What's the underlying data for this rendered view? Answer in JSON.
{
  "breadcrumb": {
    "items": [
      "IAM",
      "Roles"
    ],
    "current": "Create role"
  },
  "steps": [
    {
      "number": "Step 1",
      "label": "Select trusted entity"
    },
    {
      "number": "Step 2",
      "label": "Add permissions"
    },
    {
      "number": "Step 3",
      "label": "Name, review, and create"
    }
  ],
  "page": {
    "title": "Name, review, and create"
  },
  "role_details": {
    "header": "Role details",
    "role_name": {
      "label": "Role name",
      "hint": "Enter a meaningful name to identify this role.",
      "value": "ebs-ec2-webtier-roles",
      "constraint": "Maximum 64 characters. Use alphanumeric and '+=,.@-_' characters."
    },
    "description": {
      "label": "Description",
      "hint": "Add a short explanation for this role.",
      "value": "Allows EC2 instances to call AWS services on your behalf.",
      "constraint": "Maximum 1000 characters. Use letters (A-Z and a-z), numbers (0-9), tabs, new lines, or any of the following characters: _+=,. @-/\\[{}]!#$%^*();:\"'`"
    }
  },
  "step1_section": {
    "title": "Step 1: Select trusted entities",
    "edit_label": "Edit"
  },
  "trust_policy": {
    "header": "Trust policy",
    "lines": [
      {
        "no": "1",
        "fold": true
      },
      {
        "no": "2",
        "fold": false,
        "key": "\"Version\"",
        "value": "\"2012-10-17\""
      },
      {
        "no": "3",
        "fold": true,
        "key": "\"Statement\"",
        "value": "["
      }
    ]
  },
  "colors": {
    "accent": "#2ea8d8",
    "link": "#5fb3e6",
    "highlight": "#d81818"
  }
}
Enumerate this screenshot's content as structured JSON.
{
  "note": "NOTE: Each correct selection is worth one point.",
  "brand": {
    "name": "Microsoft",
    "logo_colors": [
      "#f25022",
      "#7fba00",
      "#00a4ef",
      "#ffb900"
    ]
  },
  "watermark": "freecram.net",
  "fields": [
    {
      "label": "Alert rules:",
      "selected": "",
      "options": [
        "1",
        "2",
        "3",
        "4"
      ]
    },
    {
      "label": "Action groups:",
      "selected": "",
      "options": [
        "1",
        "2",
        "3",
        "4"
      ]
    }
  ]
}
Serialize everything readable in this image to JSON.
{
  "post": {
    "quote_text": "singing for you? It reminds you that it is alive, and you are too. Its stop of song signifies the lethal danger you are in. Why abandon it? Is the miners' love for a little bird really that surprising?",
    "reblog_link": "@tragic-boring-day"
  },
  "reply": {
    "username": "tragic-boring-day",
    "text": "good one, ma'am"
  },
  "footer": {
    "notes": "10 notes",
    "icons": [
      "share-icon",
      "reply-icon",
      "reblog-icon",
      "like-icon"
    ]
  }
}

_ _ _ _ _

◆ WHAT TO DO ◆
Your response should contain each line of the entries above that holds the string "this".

◆ FINISHED EXERCISE ◆
What's the underlying data for this rendered view? Answer in JSON.
      "hint": "Enter a meaningful name to identify this role.",
      "hint": "Add a short explanation for this role.",
Enumerate this screenshot's content as structured JSON.
Serialize everything readable in this image to JSON.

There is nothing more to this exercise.